  • Patience with others
  • Ability to stay calm while on the phone with a BELL representative
  • Length of time I stop (ok, pause) at a stop sign
  • Tendency to skip dinner the night before a yoga tv or photo shoot so that my stomach will appear flatter

These lists are inexhaustible. Try making lists of your own and see what you come up with! It’s humorous to realize that no matter how many countless hours we spend meditating on a mountain top in a loin cloth, in some ways, we will always just be OURSELVES. And that is worth smiling at! 🙂

Awaken your spirit to adventure!

Please enjoy the stunning words of one of my favourite poems of all time:
In out of the way places of the heart
Where your thoughts never think to wander
This beginning has been quietly forming
Waiting until you were ready to emerge.
For a long time, it has watched your desire
Feeling the emptiness grow inside you
Noticing how you willed yourself on
Still unable to leave what you had outgrown.
It watched you play with the seduction of safety
And the grey promises that sameness whispered
Heard the waves of turmoil rise and relent
Wondered would you always live like this.
Then the delight, when your courage kindled,
And out you stepped onto new ground,
Your eyes young again with energy and dream
A path of plenitude opening before you.
Though your destination is not clear
You can trust the promise of this opening;
Unfurl yourself into the grace of beginning
That is one with your life’s desire.
Awaken your spirit to adventure
Hold nothing back, learn to find ease in risk
Soon you will be home in a new rhythm
For your soul senses the world that awaits you.


Letting go is the path to real freedom

Although we have been made to believe that if we let go
we will end up with nothing, life itself reveals again and again the opposite:
that letting go is the path to real freedom.

-don't die with your music still inside of you-

Just as when the waves lash at the shore,
the rocks suffer no damage but are sculpted and eroded into beautiful shapes,
so our character can be refined and our rough edges worn smooth by changes.

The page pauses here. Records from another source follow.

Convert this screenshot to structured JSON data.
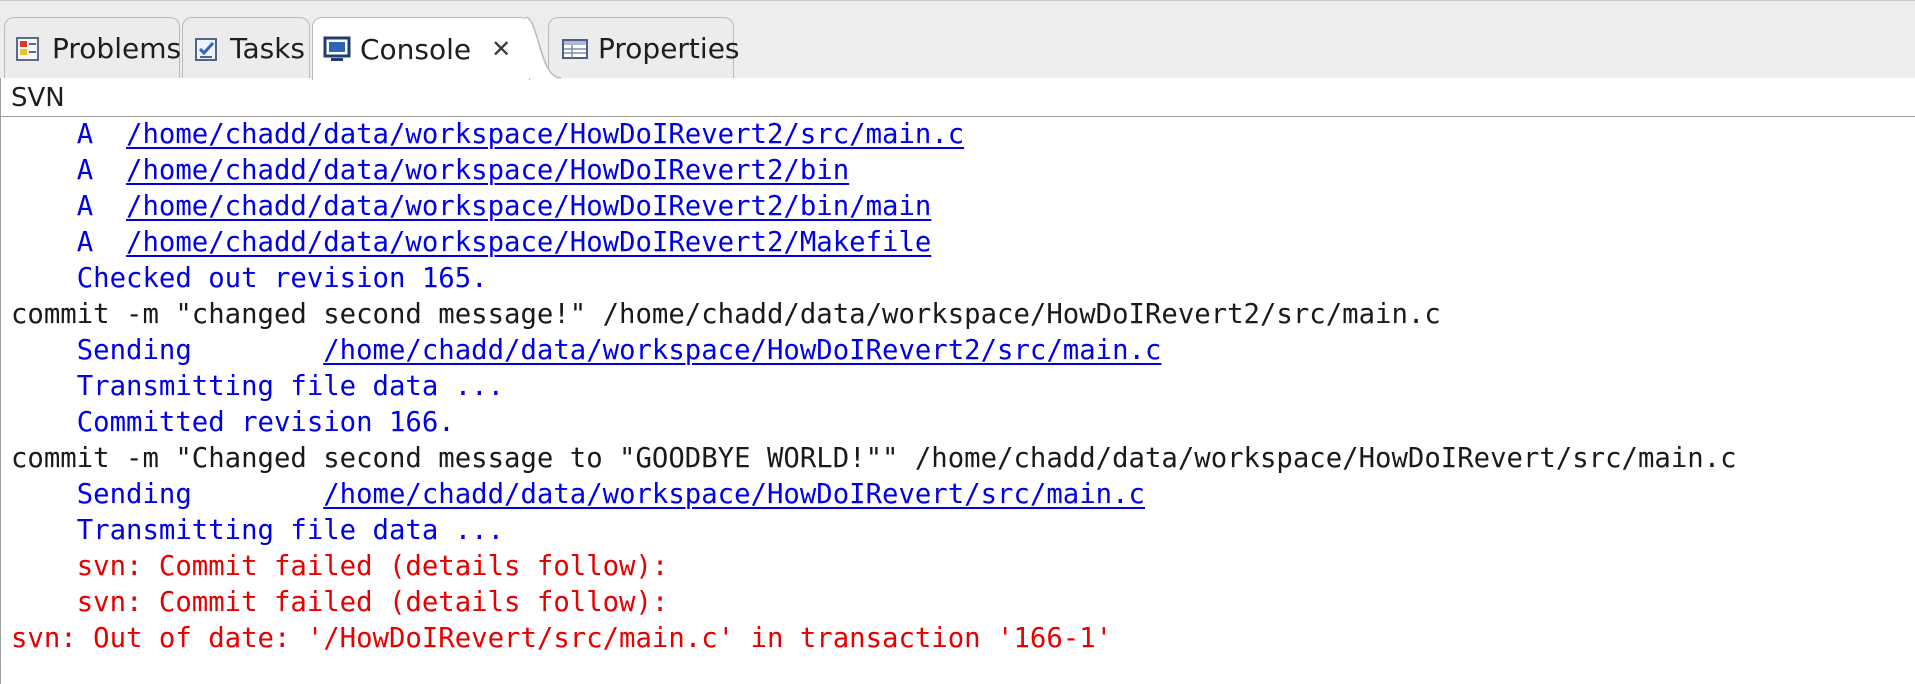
{
  "tabs": {
    "problems": "Problems",
    "tasks": "Tasks",
    "console": "Console",
    "console_close": "✕",
    "properties": "Properties"
  },
  "console": {
    "name": "SVN",
    "lines": [
      {
        "prefix": "    A  ",
        "link": "/home/chadd/data/workspace/HowDoIRevert2/src/main.c",
        "suffix": ""
      },
      {
        "prefix": "    A  ",
        "link": "/home/chadd/data/workspace/HowDoIRevert2/bin",
        "suffix": ""
      },
      {
        "prefix": "    A  ",
        "link": "/home/chadd/data/workspace/HowDoIRevert2/bin/main",
        "suffix": ""
      },
      {
        "prefix": "    A  ",
        "link": "/home/chadd/data/workspace/HowDoIRevert2/Makefile",
        "suffix": ""
      },
      {
        "text": "    Checked out revision 165."
      },
      {
        "text": "commit -m \"changed second message!\" /home/chadd/data/workspace/HowDoIRevert2/src/main.c"
      },
      {
        "prefix": "    Sending        ",
        "link": "/home/chadd/data/workspace/HowDoIRevert2/src/main.c",
        "suffix": ""
      },
      {
        "text": "    Transmitting file data ..."
      },
      {
        "text": "    Committed revision 166."
      },
      {
        "text": "commit -m \"Changed second message to \"GOODBYE WORLD!\"\" /home/chadd/data/workspace/HowDoIRevert/src/main.c"
      },
      {
        "prefix": "    Sending        ",
        "link": "/home/chadd/data/workspace/HowDoIRevert/src/main.c",
        "suffix": ""
      },
      {
        "text": "    Transmitting file data ..."
      },
      {
        "text": "    svn: Commit failed (details follow):"
      },
      {
        "text": "    svn: Commit failed (details follow):"
      },
      {
        "text": "svn: Out of date: '/HowDoIRevert/src/main.c' in transaction '166-1'"
      }
    ]
  },
  "colors": {
    "output_blue": "#0000e6",
    "command_black": "#1a1a1a",
    "error_red": "#e60000"
  }
}
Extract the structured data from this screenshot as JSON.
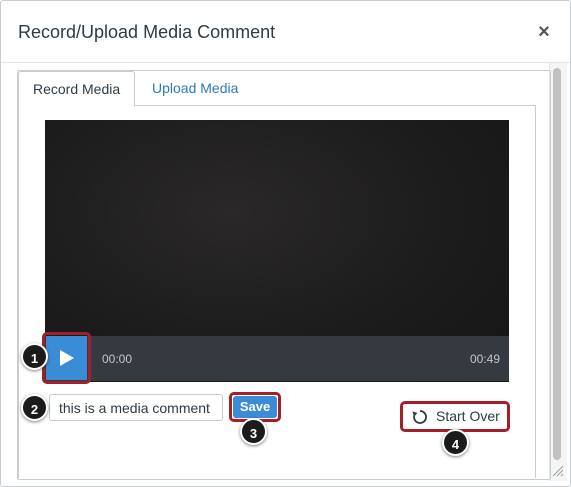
{
  "dialog": {
    "title": "Record/Upload Media Comment",
    "close_symbol": "×"
  },
  "tabs": [
    {
      "label": "Record Media",
      "active": true
    },
    {
      "label": "Upload Media",
      "active": false
    }
  ],
  "player": {
    "current_time": "00:00",
    "duration": "00:49",
    "play_icon": "play-icon"
  },
  "comment": {
    "value": "this is a media comment"
  },
  "actions": {
    "save_label": "Save",
    "start_over_label": "Start Over",
    "start_over_icon": "refresh-icon"
  },
  "callouts": [
    "1",
    "2",
    "3",
    "4"
  ],
  "colors": {
    "accent": "#3b8cd6",
    "link": "#2b7abc",
    "highlight": "#a3202b",
    "badge": "#1b1b1b"
  }
}
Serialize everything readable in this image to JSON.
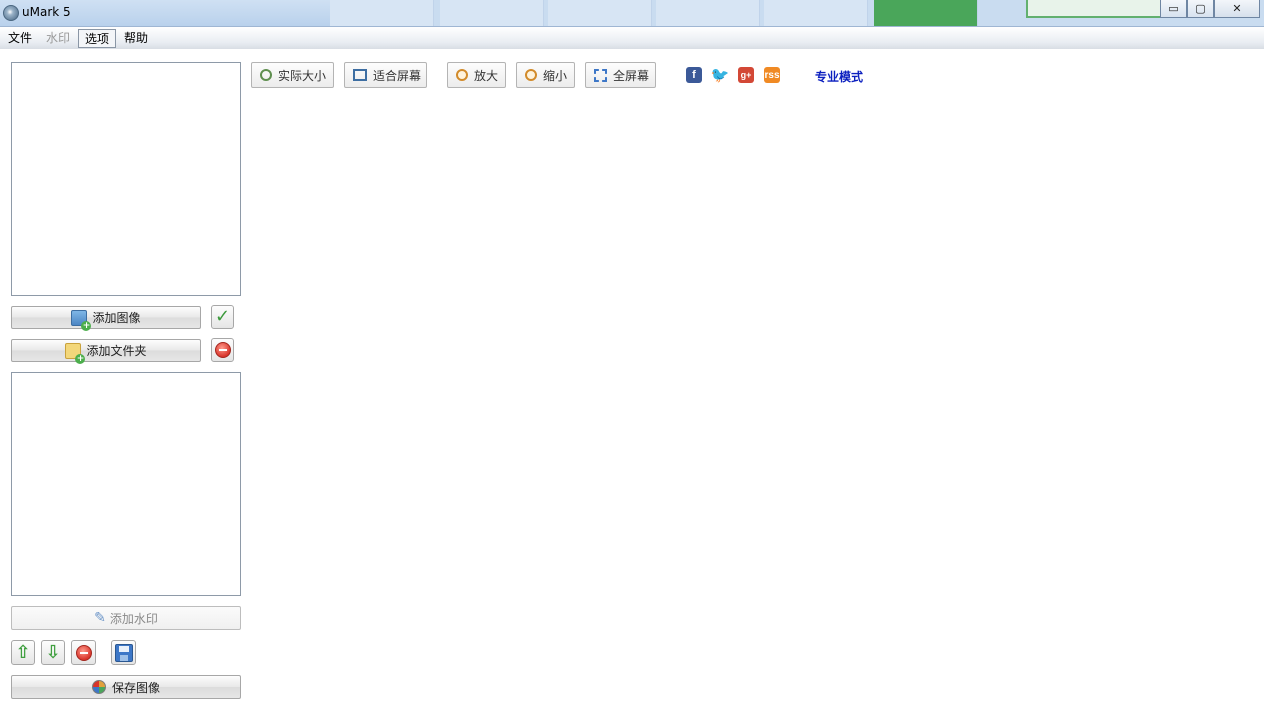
{
  "window": {
    "title": "uMark 5",
    "controls": {
      "minimize": "▭",
      "maximize": "▢",
      "close": "✕"
    }
  },
  "menu": {
    "items": [
      {
        "label": "文件",
        "state": "normal"
      },
      {
        "label": "水印",
        "state": "disabled"
      },
      {
        "label": "选项",
        "state": "active"
      },
      {
        "label": "帮助",
        "state": "normal"
      }
    ]
  },
  "sidebar": {
    "add_image_label": "添加图像",
    "add_folder_label": "添加文件夹",
    "add_watermark_label": "添加水印",
    "save_image_label": "保存图像"
  },
  "toolbar": {
    "actual_size": "实际大小",
    "fit_screen": "适合屏幕",
    "zoom_in": "放大",
    "zoom_out": "缩小",
    "full_screen": "全屏幕",
    "pro_mode": "专业模式"
  },
  "social": {
    "facebook": "f",
    "twitter": "🐦",
    "googleplus": "g+",
    "rss": "rss"
  },
  "colors": {
    "link": "#0b1fbf",
    "accent_green": "#3c9a3c",
    "danger_red": "#d9352b"
  }
}
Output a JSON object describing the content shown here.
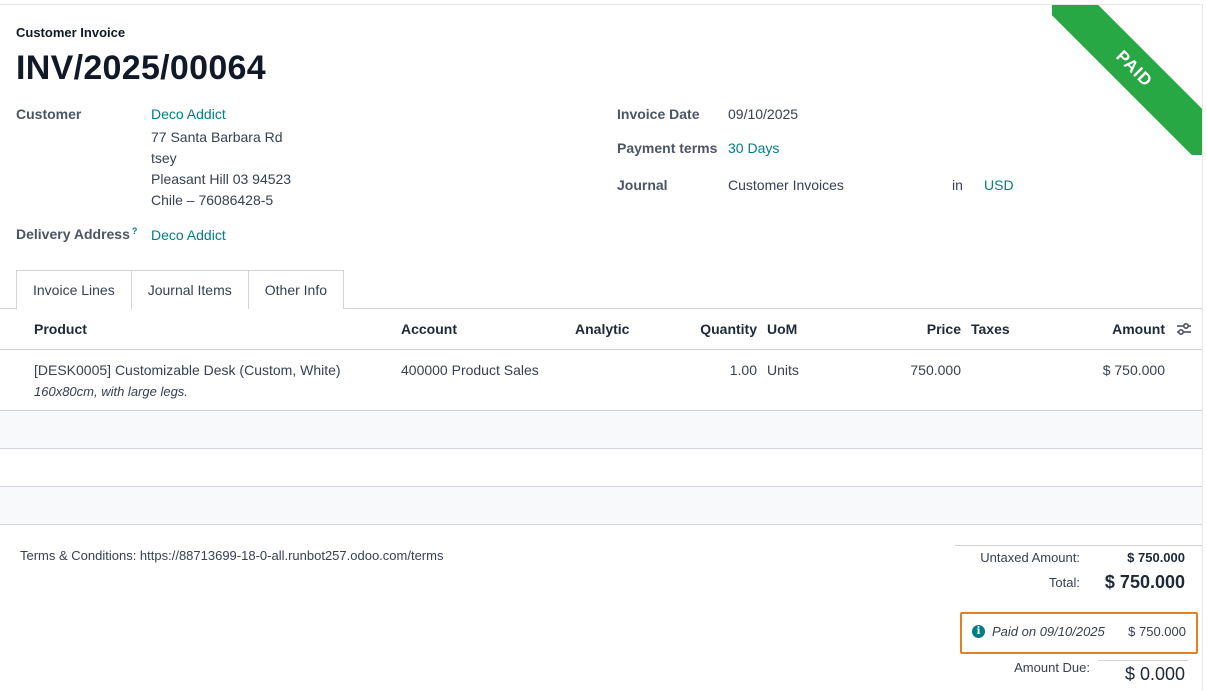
{
  "header": {
    "doc_type": "Customer Invoice",
    "doc_name": "INV/2025/00064",
    "status_ribbon": "PAID",
    "ribbon_color": "#28a745"
  },
  "customer": {
    "label": "Customer",
    "name": "Deco Addict",
    "address_lines": [
      "77 Santa Barbara Rd",
      "tsey",
      "Pleasant Hill 03 94523",
      "Chile – 76086428-5"
    ]
  },
  "delivery": {
    "label": "Delivery Address",
    "help": "?",
    "value": "Deco Addict"
  },
  "invoice_date": {
    "label": "Invoice Date",
    "value": "09/10/2025"
  },
  "payment_terms": {
    "label": "Payment terms",
    "value": "30 Days"
  },
  "journal": {
    "label": "Journal",
    "value": "Customer Invoices",
    "in_label": "in",
    "currency": "USD"
  },
  "tabs": [
    {
      "label": "Invoice Lines",
      "active": true
    },
    {
      "label": "Journal Items",
      "active": false
    },
    {
      "label": "Other Info",
      "active": false
    }
  ],
  "table": {
    "headers": {
      "product": "Product",
      "account": "Account",
      "analytic": "Analytic",
      "quantity": "Quantity",
      "uom": "UoM",
      "price": "Price",
      "taxes": "Taxes",
      "amount": "Amount"
    },
    "rows": [
      {
        "product": "[DESK0005] Customizable Desk (Custom, White)",
        "description": "160x80cm, with large legs.",
        "account": "400000 Product Sales",
        "analytic": "",
        "quantity": "1.00",
        "uom": "Units",
        "price": "750.000",
        "taxes": "",
        "amount": "$ 750.000"
      }
    ]
  },
  "terms": "Terms & Conditions: https://88713699-18-0-all.runbot257.odoo.com/terms",
  "totals": {
    "untaxed_label": "Untaxed Amount:",
    "untaxed_value": "$ 750.000",
    "total_label": "Total:",
    "total_value": "$ 750.000",
    "payment_text": "Paid on 09/10/2025",
    "payment_amount": "$ 750.000",
    "due_label": "Amount Due:",
    "due_value": "$ 0.000"
  },
  "colors": {
    "link": "#017e84",
    "highlight_border": "#e67e22"
  }
}
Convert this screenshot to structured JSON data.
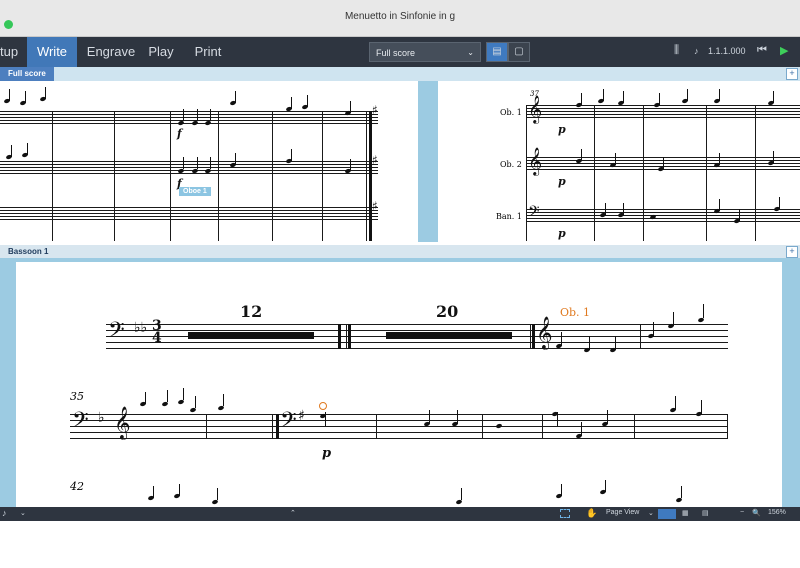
{
  "window": {
    "title": "Menuetto in Sinfonie in g"
  },
  "toolbar": {
    "modes": [
      "tup",
      "Write",
      "Engrave",
      "Play",
      "Print"
    ],
    "active_mode": "Write",
    "layout_select": "Full score",
    "position": "1.1.1.000"
  },
  "full_score": {
    "tab": "Full score",
    "left_page_label": {
      "text": "Oboe 1"
    },
    "right_page": {
      "bar_number": "37",
      "instruments": [
        "Ob. 1",
        "Ob. 2",
        "Ban. 1"
      ],
      "dynamics": [
        "p",
        "p",
        "p"
      ]
    },
    "left_dynamics": [
      "f",
      "f"
    ]
  },
  "part": {
    "tab": "Bassoon 1",
    "multirests": [
      "12",
      "20"
    ],
    "cue_label": "Ob. 1",
    "system_numbers": [
      "35",
      "42"
    ],
    "dynamic": "p"
  },
  "statusbar": {
    "view": "Page View",
    "zoom": "156%"
  },
  "colors": {
    "accent": "#4178b8",
    "cue": "#e07a20",
    "toolbar": "#2e3540",
    "gap": "#9ccbe2"
  },
  "icons": [
    "close-window-icon",
    "mixer-icon",
    "transport-rewind-icon",
    "play-icon",
    "select-icon",
    "hand-icon",
    "zoom-out-icon",
    "zoom-in-icon"
  ]
}
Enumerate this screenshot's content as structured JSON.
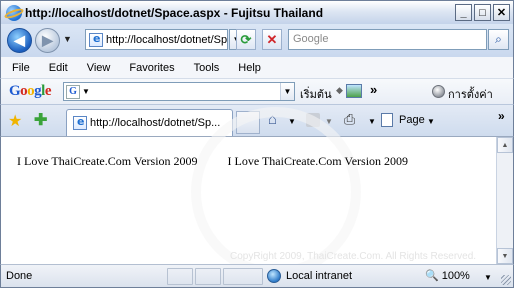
{
  "window": {
    "title": "http://localhost/dotnet/Space.aspx - Fujitsu Thailand",
    "buttons": {
      "minimize": "_",
      "maximize": "□",
      "close": "✕"
    }
  },
  "address_bar": {
    "url": "http://localhost/dotnet/Space.aspx",
    "search_placeholder": "Google"
  },
  "menu": {
    "items": [
      "File",
      "Edit",
      "View",
      "Favorites",
      "Tools",
      "Help"
    ]
  },
  "google_toolbar": {
    "logo": "Google",
    "search_label": "เริ่มต้น",
    "settings_label": "การตั้งค่า",
    "more": "»"
  },
  "tabs": {
    "items": [
      {
        "label": "http://localhost/dotnet/Sp..."
      }
    ],
    "page_menu_label": "Page",
    "more": "»"
  },
  "content": {
    "text": "I Love ThaiCreate.Com Version 2009          I Love ThaiCreate.Com Version 2009",
    "watermark": "CopyRight 2009, ThaiCreate.Com. All Rights Reserved."
  },
  "status": {
    "text": "Done",
    "zone": "Local intranet",
    "zoom": "100%"
  },
  "icons": {
    "back": "back-arrow-icon",
    "forward": "forward-arrow-icon",
    "refresh": "refresh-icon",
    "stop": "stop-icon",
    "search": "search-icon",
    "favorites": "star-icon",
    "add_favorite": "add-favorite-icon",
    "home": "home-icon",
    "feeds": "feeds-icon",
    "print": "print-icon",
    "page": "page-icon",
    "zone": "globe-icon",
    "zoom": "zoom-icon"
  },
  "colors": {
    "title_gradient_end": "#c4d3ea",
    "toolbar_bg": "#dbe6f5",
    "stop_red": "#d0262a",
    "refresh_green": "#2a9b3a"
  }
}
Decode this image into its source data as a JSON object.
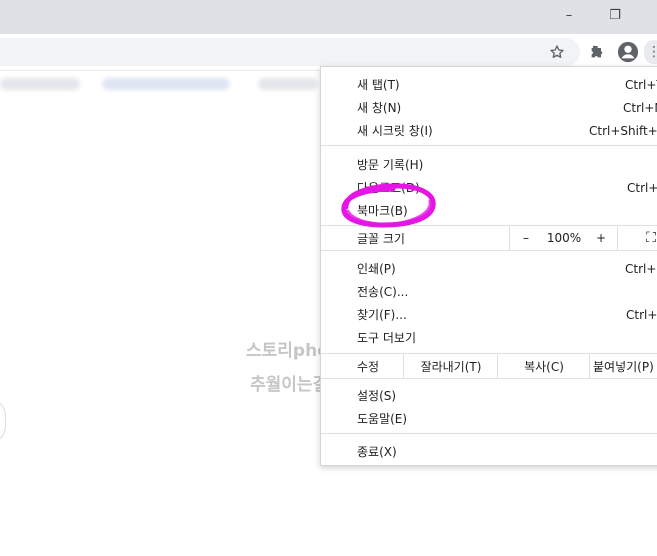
{
  "window": {
    "minimize_label": "–",
    "restore_label": "❐",
    "close_label": "✕"
  },
  "toolbar": {
    "icons": [
      "star-icon",
      "extensions-icon",
      "profile-icon",
      "menu-icon"
    ]
  },
  "watermark": {
    "line1": "스토리photo",
    "line2": "추월이는걸~♡"
  },
  "menu": {
    "new_tab": {
      "label": "새 탭(T)",
      "shortcut": "Ctrl+T"
    },
    "new_window": {
      "label": "새 창(N)",
      "shortcut": "Ctrl+N"
    },
    "incognito": {
      "label": "새 시크릿 창(I)",
      "shortcut": "Ctrl+Shift+N"
    },
    "history": {
      "label": "방문 기록(H)"
    },
    "downloads": {
      "label": "다운로드(D)",
      "shortcut": "Ctrl+J"
    },
    "bookmarks": {
      "label": "북마크(B)"
    },
    "zoom": {
      "label": "글꼴 크기",
      "minus": "–",
      "value": "100%",
      "plus": "+",
      "fullscreen": "⛶"
    },
    "print": {
      "label": "인쇄(P)",
      "shortcut": "Ctrl+P"
    },
    "cast": {
      "label": "전송(C)..."
    },
    "find": {
      "label": "찾기(F)...",
      "shortcut": "Ctrl+F"
    },
    "more_tools": {
      "label": "도구 더보기"
    },
    "edit": {
      "label": "수정",
      "cut": "잘라내기(T)",
      "copy": "복사(C)",
      "paste": "붙여넣기(P)"
    },
    "settings": {
      "label": "설정(S)"
    },
    "help": {
      "label": "도움말(E)"
    },
    "exit": {
      "label": "종료(X)"
    }
  },
  "annotation": {
    "color": "#e516e5"
  }
}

Through weathering changes we can learn how to develop
a gentle but unshakable composure.

Our confidence in ourselves grows, and becomes so much greater that goodness and compassion begin naturally to radiate out from us and bring joy to others.

That goodness is what survives death,
a fundamental goodness that is in every one of us.
The whole of our life is a teaching of how to uncover that strong goodness,
and a training towards realizing it.

– Sogyal Rinpoche